Ozark Highlands Trail: Trip 1
Last winter, we hatched a plan to backpack the whole Ozark Highlands Trail with our friends Britt and Debbie. While we've all hiked a ton, none of us has spent much time on the OHT. One weekend trip each spring and one each fall should be enough to finish the 225-mile trail by the time Mandy graduates from high school.
We want to do the trail sections in order, from west to east. We started walking at Lake Fort Smith State Park.
Britt is super-active and very strong - he hikes a lot, and runs half marathons. But a stroke six years ago left him more or less unable to feel what the right side of his body is doing, so everything he does requires a lot of concentration.

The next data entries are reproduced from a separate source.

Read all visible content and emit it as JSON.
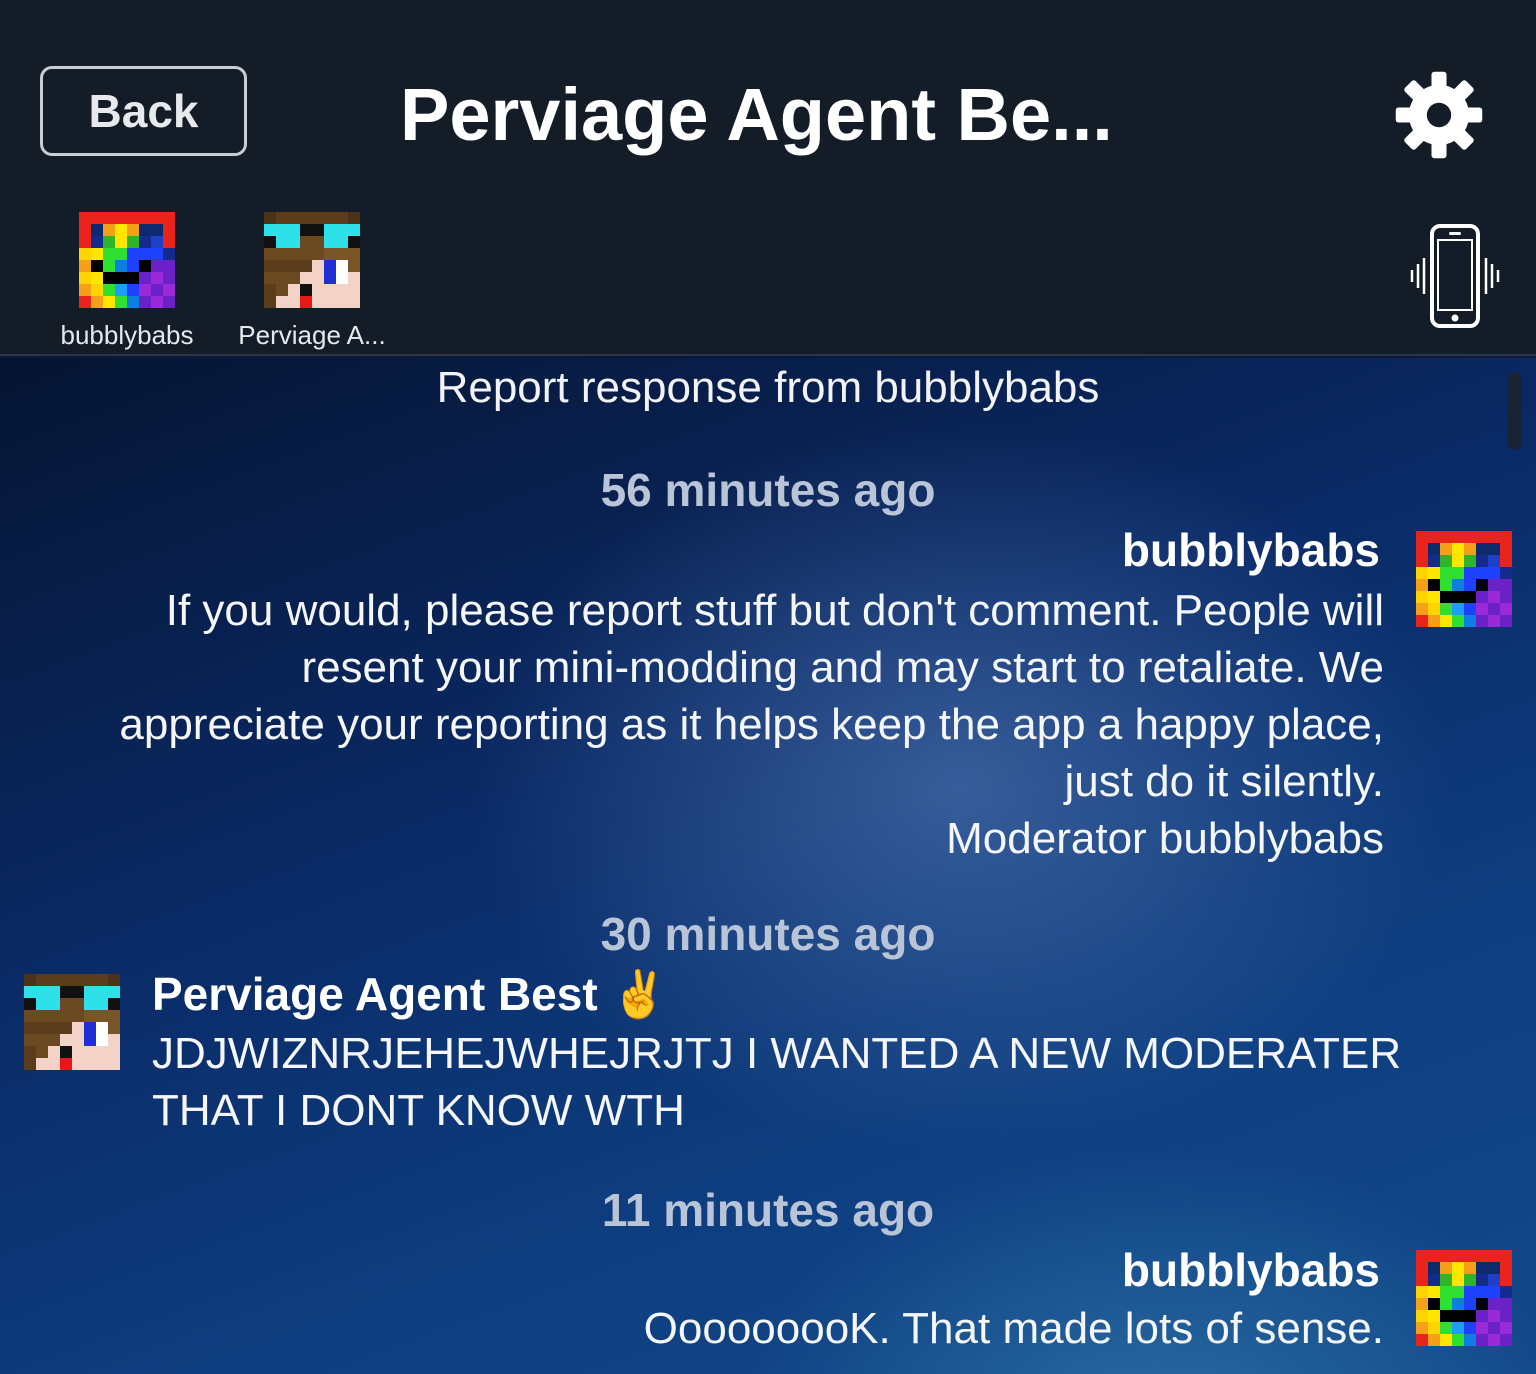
{
  "header": {
    "back_label": "Back",
    "title": "Perviage Agent Be...",
    "settings_icon": "gear-icon",
    "vibrate_icon": "phone-vibrate-icon"
  },
  "members": [
    {
      "name": "bubblybabs",
      "avatar": "rainbow-pixel-avatar"
    },
    {
      "name": "Perviage A...",
      "avatar": "sunglasses-pixel-avatar"
    }
  ],
  "chat": {
    "report_title": "Report response from bubblybabs",
    "messages": [
      {
        "time": "56 minutes ago",
        "sender": "bubblybabs",
        "lines": [
          "If you would, please report stuff but don't comment.  People will",
          "resent your mini-modding and may start to retaliate.  We",
          "appreciate your reporting as it helps keep the app a happy place,",
          "just do it silently.",
          "Moderator bubblybabs"
        ]
      },
      {
        "time": "30 minutes ago",
        "sender": "Perviage Agent Best ✌️",
        "lines": [
          "JDJWIZNRJEHEJWHEJRJTJ I WANTED A NEW MODERATER",
          "THAT I DONT KNOW WTH"
        ]
      },
      {
        "time": "11 minutes ago",
        "sender": "bubblybabs",
        "lines": [
          "OoooooooK.  That made lots of sense."
        ]
      }
    ]
  }
}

This is the first backpacking Britt has done since the stroke, and he had to adjust to the additional weight of a pack. One little moment of inattention resulted in a nasty spill that nearly knocked me down, too, and he cut his hand badly where he landed on a rock.
It's really too early in the spring for creek crossings to be pleasant, but we swapped to water shoes and got across. On the other side of the stream, we had lunch while we waited for our feet to dry out enough to put socks and boots back on.
There were lots of little silly moments too. Mandy's new trail name is 'seventeen' because of the shape of the scratches on her left leg from a serious altercation with a bramble bush. Debbie injured herself while pooping - actually, the injury was incurred by some complicated problem with her folding shovel, but this is an unimportant detail. Someone got lost outside their tent semi-naked in the dark. We won't tell you who. (Here's a hint: it wasn't me.)
Mandy did a great job of being independent this weekend. Even just a year ago, she had to be prompted to do nearly everything when we camped with her. When her tent was set up, we had to tell her to put in her pad, and then her sleeping bag. She had to be reminded and helped, a lot. But this weekend, suddenly, she was almost completely autonomous. We'd look up from setting up our own tent to find that hers was already standing. I'd finish changing into my warmer evening clothes, and realize that she'd already changed, too. It's nice to watch her being capable and independent.
We had a good weekend, doing good things with good people. Sometimes I wish I could take a snapshot of a feeling, the way we capture pictures of trees and waterfalls. I wish I could save those memories in a scrapbook, to remember feeling cheerful and content and loved and at peace.